### [What to work on]
Type out each entry exactly as it appears, but keep every image out.

◇ ◇ ◇

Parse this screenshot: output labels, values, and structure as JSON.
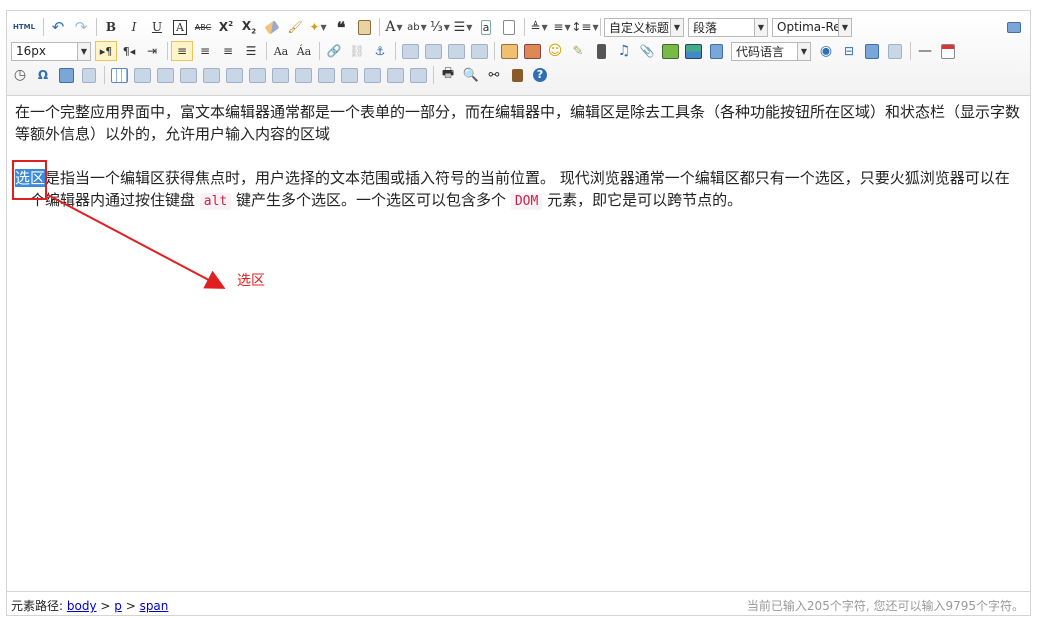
{
  "toolbar": {
    "row1_combos": {
      "heading": "自定义标题",
      "paragraph": "段落",
      "font": "Optima-Re"
    },
    "row2_combos": {
      "fontsize": "16px",
      "codelang": "代码语言"
    },
    "html_label": "HTML"
  },
  "content": {
    "para1": "在一个完整应用界面中，富文本编辑器通常都是一个表单的一部分，而在编辑器中，编辑区是除去工具条（各种功能按钮所在区域）和状态栏（显示字数等额外信息）以外的，允许用户输入内容的区域",
    "para2_sel": "选区",
    "para2_a": "是指当一个编辑区获得焦点时，用户选择的文本范围或插入符号的当前位置。 现代浏览器通常一个编辑区都只有一个选区，只要火狐浏览器可以在一个编辑器内通过按住键盘 ",
    "para2_code1": "alt",
    "para2_b": " 键产生多个选区。一个选区可以包含多个 ",
    "para2_code2": "DOM",
    "para2_c": " 元素，即它是可以跨节点的。"
  },
  "annotation": {
    "label": "选区",
    "color": "#e02020"
  },
  "statusbar": {
    "path_label": "元素路径:",
    "path": [
      "body",
      "p",
      "span"
    ],
    "path_sep": " > ",
    "count": "当前已输入205个字符, 您还可以输入9795个字符。"
  },
  "colors": {
    "accent": "#3b8bdc",
    "selected_bg": "#fff4c8"
  }
}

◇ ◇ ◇

### [Exercise answer]
Parse this screenshot: output labels, values, and structure as JSON.
{
  "toolbar": {
    "row1_combos": {
      "heading": "自定义标题",
      "paragraph": "段落",
      "font": "Optima-Re"
    },
    "row2_combos": {
      "fontsize": "16px",
      "codelang": "代码语言"
    },
    "html_label": "HTML"
  },
  "content": {
    "para1": "在一个完整应用界面中，富文本编辑器通常都是一个表单的一部分，而在编辑器中，编辑区是除去工具条（各种功能按钮所在区域）和状态栏（显示字数等额外信息）以外的，允许用户输入内容的区域",
    "para2_sel": "选区",
    "para2_a": "是指当一个编辑区获得焦点时，用户选择的文本范围或插入符号的当前位置。 现代浏览器通常一个编辑区都只有一个选区，只要火狐浏览器可以在一个编辑器内通过按住键盘 ",
    "para2_code1": "alt",
    "para2_b": " 键产生多个选区。一个选区可以包含多个 ",
    "para2_code2": "DOM",
    "para2_c": " 元素，即它是可以跨节点的。"
  },
  "annotation": {
    "label": "选区",
    "color": "#e02020"
  },
  "statusbar": {
    "path_label": "元素路径:",
    "path": [
      "body",
      "p",
      "span"
    ],
    "path_sep": " > ",
    "count": "当前已输入205个字符, 您还可以输入9795个字符。"
  },
  "colors": {
    "accent": "#3b8bdc",
    "selected_bg": "#fff4c8"
  }
}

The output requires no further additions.